Most essential oils have been approved as G.R.A.S. (generally regarded as safe when used by various trades at their normal levels of use). However, these standards were developed by the food and perfume industries and were not developed specifically for the use of essential oils in aromatherapy. Aromatherapy, as a medical healing modality, has been in existence in England and parts of Europe for quite some time, and the United States is fast developing a similar model, however there is at present no FDA approval for the use of essential oils medicinally. An individual can use essential oils themselves (self medication) provided they are thoroughly familiar with the uses, safety precautions and contraindications and have available thorough and accurately referenced information on the potential hazards associated with using essential oils.
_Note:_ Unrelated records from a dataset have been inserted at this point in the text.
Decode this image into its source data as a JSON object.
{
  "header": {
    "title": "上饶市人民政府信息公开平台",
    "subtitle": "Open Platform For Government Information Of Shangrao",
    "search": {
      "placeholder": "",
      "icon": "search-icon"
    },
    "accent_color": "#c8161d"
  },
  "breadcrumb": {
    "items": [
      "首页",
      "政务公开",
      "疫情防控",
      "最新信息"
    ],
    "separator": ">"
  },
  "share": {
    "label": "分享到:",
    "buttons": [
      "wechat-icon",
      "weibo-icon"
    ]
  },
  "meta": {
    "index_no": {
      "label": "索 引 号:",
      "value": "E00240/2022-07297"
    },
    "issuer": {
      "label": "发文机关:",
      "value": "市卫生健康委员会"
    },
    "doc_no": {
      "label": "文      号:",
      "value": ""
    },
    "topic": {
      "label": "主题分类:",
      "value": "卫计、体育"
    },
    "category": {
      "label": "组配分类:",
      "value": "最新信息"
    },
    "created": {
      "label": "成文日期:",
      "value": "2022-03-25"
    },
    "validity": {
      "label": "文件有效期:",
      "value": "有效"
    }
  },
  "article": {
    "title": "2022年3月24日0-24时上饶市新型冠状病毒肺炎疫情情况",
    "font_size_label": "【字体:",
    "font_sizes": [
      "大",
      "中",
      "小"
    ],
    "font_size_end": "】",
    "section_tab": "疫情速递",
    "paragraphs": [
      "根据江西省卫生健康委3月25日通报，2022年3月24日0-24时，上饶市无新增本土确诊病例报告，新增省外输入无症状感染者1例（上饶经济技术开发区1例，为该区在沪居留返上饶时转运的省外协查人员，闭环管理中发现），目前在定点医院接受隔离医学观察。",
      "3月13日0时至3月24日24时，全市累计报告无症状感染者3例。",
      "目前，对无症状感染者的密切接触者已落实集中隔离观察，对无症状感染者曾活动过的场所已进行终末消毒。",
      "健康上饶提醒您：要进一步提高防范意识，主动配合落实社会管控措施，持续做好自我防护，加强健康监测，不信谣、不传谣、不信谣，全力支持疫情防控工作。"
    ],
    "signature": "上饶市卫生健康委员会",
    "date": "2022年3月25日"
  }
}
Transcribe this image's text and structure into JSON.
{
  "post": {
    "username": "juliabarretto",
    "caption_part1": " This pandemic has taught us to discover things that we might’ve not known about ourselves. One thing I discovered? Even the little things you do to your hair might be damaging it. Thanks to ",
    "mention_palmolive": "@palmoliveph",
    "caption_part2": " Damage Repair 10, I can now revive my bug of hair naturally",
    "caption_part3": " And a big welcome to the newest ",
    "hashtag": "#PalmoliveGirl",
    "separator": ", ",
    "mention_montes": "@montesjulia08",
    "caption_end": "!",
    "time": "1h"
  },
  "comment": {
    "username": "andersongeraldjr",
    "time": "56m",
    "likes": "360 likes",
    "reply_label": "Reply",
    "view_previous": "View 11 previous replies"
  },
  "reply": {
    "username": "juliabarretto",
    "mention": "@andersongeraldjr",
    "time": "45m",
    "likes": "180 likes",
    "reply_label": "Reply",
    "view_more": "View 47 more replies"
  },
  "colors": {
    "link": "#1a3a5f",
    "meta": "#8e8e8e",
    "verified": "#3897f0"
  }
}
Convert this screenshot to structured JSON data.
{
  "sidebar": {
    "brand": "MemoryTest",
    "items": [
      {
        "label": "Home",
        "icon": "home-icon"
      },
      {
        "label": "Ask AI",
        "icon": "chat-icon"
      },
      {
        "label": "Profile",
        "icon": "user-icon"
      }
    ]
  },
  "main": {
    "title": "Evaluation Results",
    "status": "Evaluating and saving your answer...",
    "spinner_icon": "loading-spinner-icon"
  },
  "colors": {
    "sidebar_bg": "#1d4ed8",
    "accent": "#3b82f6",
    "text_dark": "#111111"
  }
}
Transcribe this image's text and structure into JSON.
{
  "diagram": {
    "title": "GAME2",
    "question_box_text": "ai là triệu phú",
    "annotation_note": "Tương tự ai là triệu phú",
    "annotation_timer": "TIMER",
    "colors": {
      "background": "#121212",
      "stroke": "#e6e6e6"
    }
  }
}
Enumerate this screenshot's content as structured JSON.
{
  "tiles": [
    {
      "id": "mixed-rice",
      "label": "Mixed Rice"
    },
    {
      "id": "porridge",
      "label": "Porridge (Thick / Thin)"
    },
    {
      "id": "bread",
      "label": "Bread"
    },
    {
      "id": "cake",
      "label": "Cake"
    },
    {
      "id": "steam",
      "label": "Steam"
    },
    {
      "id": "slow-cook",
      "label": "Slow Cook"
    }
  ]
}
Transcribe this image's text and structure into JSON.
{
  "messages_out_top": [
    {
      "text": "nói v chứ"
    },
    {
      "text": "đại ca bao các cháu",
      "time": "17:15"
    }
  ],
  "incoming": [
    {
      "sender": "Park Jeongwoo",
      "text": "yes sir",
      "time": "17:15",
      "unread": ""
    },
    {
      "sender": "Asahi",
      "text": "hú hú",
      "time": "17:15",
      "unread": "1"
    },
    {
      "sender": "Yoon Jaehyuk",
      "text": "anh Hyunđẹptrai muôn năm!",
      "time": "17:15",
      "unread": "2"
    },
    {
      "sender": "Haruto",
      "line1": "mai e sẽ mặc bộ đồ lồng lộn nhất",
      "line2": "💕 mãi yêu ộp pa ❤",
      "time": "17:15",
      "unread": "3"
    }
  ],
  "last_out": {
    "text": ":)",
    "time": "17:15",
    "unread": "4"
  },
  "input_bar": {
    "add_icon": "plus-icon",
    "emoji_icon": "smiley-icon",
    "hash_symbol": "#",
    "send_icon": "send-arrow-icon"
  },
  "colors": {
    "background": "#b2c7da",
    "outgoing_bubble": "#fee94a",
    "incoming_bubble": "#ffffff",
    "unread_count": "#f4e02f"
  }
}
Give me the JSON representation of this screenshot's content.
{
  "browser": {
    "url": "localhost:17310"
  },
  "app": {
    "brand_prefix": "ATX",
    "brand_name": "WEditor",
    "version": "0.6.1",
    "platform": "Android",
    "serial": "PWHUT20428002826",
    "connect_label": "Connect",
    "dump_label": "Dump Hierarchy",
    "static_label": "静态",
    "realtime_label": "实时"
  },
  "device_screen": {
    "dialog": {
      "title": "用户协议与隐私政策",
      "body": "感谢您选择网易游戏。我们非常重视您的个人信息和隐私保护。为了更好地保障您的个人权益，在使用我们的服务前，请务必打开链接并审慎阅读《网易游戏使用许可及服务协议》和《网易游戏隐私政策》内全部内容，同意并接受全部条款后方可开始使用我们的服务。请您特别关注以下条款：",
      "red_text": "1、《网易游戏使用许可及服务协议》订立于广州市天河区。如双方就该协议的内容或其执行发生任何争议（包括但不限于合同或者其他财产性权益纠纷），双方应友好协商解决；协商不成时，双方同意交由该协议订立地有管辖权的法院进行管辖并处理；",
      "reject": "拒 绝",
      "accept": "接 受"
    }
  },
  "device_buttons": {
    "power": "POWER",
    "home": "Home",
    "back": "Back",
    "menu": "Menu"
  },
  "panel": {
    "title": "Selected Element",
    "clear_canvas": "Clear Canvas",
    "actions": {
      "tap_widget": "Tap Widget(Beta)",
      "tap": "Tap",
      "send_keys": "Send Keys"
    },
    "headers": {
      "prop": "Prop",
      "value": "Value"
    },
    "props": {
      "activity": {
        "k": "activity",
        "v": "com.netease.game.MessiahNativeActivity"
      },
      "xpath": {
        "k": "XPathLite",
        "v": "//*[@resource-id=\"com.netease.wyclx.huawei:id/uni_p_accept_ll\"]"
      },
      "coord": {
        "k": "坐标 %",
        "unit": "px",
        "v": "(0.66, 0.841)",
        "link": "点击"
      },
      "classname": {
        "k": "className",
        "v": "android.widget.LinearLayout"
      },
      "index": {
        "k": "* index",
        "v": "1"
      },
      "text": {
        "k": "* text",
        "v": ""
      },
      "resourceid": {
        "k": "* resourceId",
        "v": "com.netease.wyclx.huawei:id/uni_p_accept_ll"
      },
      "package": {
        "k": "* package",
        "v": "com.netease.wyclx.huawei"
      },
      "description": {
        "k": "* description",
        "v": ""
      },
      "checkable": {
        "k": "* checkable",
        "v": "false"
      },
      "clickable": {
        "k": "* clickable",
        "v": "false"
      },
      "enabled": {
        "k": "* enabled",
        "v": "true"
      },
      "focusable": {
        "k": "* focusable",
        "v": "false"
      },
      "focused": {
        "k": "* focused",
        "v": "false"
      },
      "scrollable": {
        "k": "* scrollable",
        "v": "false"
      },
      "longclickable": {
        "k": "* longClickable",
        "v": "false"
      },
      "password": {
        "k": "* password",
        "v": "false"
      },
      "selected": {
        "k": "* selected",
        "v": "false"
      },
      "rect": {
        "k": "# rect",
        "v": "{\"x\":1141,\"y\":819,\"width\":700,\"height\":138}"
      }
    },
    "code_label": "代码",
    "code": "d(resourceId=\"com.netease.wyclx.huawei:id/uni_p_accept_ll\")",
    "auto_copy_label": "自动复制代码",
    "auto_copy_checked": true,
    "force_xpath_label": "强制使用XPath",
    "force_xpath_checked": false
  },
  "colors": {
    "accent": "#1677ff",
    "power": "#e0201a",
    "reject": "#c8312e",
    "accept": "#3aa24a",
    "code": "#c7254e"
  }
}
Essential oils are very potent and strong concentrated plant constituents (chemicals). Always keep essential oils out of reach of children and pets. Do not apply undiluted essential oils directly to the skin. Avoid contact with eyes and mouth and other tender mucous membranes. Essential oils are flammable and should be kept away from fire or flames. Some essential oils can cause dermatitis; always do a skin test with 2% dilution before applying to large area. Some oils are not recommended by use in infants and very young children, pregnant women, persons with epilepsy, hypersensitive individuals, just to name a few. Some essential oils can cause photosensitivity. Some essential oils may not work well when taking prescription drugs. Be well informed before you use any essential oil. When not used properly, essential oils can be harmful and they should never be used indiscriminately.

Essential Oils, when applied topically, can quickly affect every cell of the body. It appears that the Essential Oils derived from plants and human blood share many properties. The protein-like structure of both appears to enable Essential Oils to be readily identified and accepted by the human body.

Essential Oils have properties that appear to fight infection, contain hormone-like compounds and initiate regeneration. They also contain the key elements carbon, hydrogen and oxygen. They are metabolized like other nutrients, but unlike synthetic chemicals Essential Oils do not disturb the body's natural homeostasis or balance. Their effects can be long lasting and helpful for adults, children and family pets.

Essential Oils may be of benefit for a number of symptoms and conditions including:
   · Allergies and Mold
   · Digestive Problems
   · Fatigue
   · Hemorrhoids
   · Hormonal imbalances
   · Insomnia
   · Skin irritations
   · Stress
   · Trauma

Essential Oils only require a few drops to be effective because of their purity and high concentration. These oils are free of synthetic chemicals, pesticides, and herbicides. When applied topically they penetrate instantly and are virtually undetectable to your nose and those around you.

Ancient records over the millennia describe the use of Essential Oils for medicinal applications and religious rituals. The Bible contains numerous references to essential oils, incense, and ointments. The Egyptian’s Ebers Papyrus, from 1500 B.C., also known as the 'medicinal scroll' sited 800 different formulations of plant-based remedies. Other scrolls, temple carvings and hieroglyphics reveal the valued role that Essential Oils played in the everyday lives of ancient peoples.

Recently there has been resurgence of interest in the power of Essential Oils. There is a range of literature containing recently discovered uses of Essential Oils. These updated sources are helpful in finding the best formulation for stimulating natural balance and health.

Practitioners use a number of methods to determine oils or oil blends for the client including muscle testing. Practitioners may suggest blended oils that have proven beneficial to other clients as well as have been found useful by other practitioners or suggested in literature.

Essential Oils may be of benefit to all ages and is complimentary to most medical and alternative health modalities. Essential Oils are not meant to and should not replace sound advice and treatment from your family physician.